But after the short intro track, the music quickly changes character. ‘The Left of Spring’ is a flute led number, allegedly based on a theme from Stravinsky’s ‘The Rites of Spring’, with a thumpy bass to the fore and Mellotron in the back. It has a bluesy feel and I couldn’t help but think of Jethro Tull, although this doesn’t sound anything like them. ‘Hoedown’ comes across almost like a jig, albeit with different instrumentation, and ‘Paxploitation’ takes us on a jazzy flute fantasy trip.
Side two starts with a key track, ‘Theme from an Eastern Wester’, the title them to an imaginary Bollywood Western. If anything, it reminds me vaguely of mid 70s prog rock although again it doesn’t sound at all like that. The soundtrack theme returns towards the end of the album with ‘Theme, variations 1 and 2’ in a similar but different vein: first it gallops away but then stops and breaks into a forlorn Mellotron voice reminiscent of Bo Hansson’s ‘Music Inspired by Lord of the Rings’. Except there’s lots of sitar so the comparison falters yet again.
While struggling to come to grips with the music here, I gradually realise that Paul’s strength is that although nothing he does is conventional, neither is it contrived. While the music on this album is definitely experimental, importantly, it doesn’t try to be different, or even difficult. When I asked Paul what kind of music it is, he answered: “I don’t really know what it is, it just appeared in my head like that.”

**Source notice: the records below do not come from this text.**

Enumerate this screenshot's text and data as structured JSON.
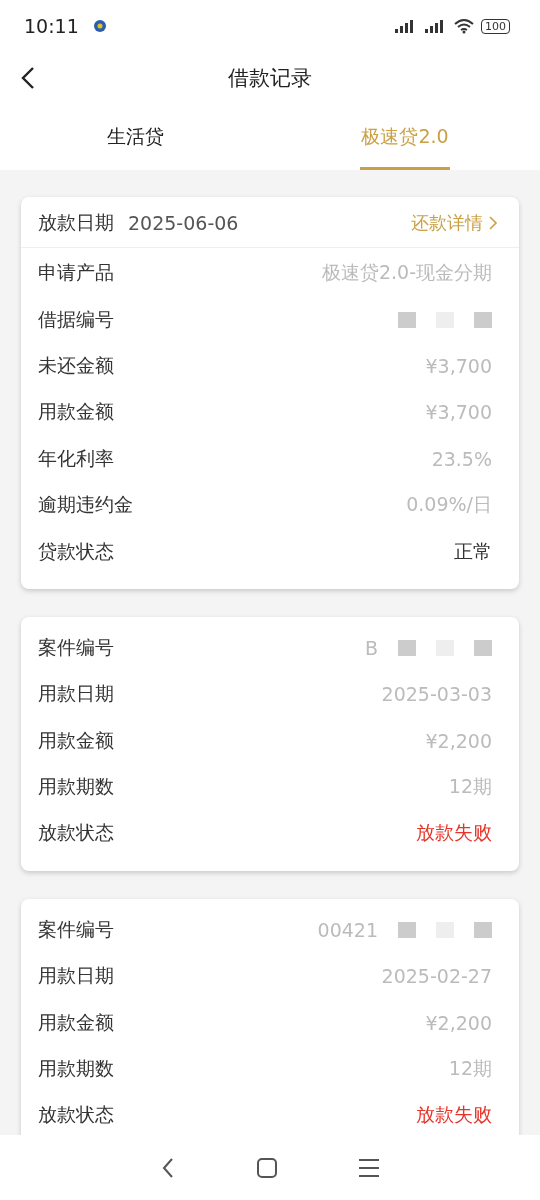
{
  "status_bar": {
    "time": "10:11",
    "battery": "100"
  },
  "header": {
    "title": "借款记录"
  },
  "tabs": [
    {
      "label": "生活贷",
      "selected": false
    },
    {
      "label": "极速贷2.0",
      "selected": true
    }
  ],
  "cards": [
    {
      "head": {
        "label": "放款日期",
        "date": "2025-06-06",
        "link": "还款详情"
      },
      "rows": [
        {
          "label": "申请产品",
          "value": "极速贷2.0-现金分期",
          "color": "#bbbbbb"
        },
        {
          "label": "借据编号",
          "redacted": true
        },
        {
          "label": "未还金额",
          "value": "¥3,700",
          "color": "#bbbbbb"
        },
        {
          "label": "用款金额",
          "value": "¥3,700",
          "color": "#bbbbbb"
        },
        {
          "label": "年化利率",
          "value": "23.5%",
          "color": "#bbbbbb"
        },
        {
          "label": "逾期违约金",
          "value": "0.09%/日",
          "color": "#bbbbbb"
        },
        {
          "label": "贷款状态",
          "value": "正常",
          "color": "#333333"
        }
      ]
    },
    {
      "rows": [
        {
          "label": "案件编号",
          "value": "B",
          "redacted": true,
          "color": "#bbbbbb"
        },
        {
          "label": "用款日期",
          "value": "2025-03-03",
          "color": "#bbbbbb"
        },
        {
          "label": "用款金额",
          "value": "¥2,200",
          "color": "#bbbbbb"
        },
        {
          "label": "用款期数",
          "value": "12期",
          "color": "#bbbbbb"
        },
        {
          "label": "放款状态",
          "value": "放款失败",
          "color": "#e5352b"
        }
      ]
    },
    {
      "rows": [
        {
          "label": "案件编号",
          "value": "00421",
          "redacted": true,
          "color": "#bbbbbb"
        },
        {
          "label": "用款日期",
          "value": "2025-02-27",
          "color": "#bbbbbb"
        },
        {
          "label": "用款金额",
          "value": "¥2,200",
          "color": "#bbbbbb"
        },
        {
          "label": "用款期数",
          "value": "12期",
          "color": "#bbbbbb"
        },
        {
          "label": "放款状态",
          "value": "放款失败",
          "color": "#e5352b"
        }
      ]
    }
  ]
}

This music doesn’t try to fit into a certain genre, but at the same time it doesn’t consciously try to break genre rules either. It is innocent in a way, and as such it is a very liberating listen.
You really need to hear it.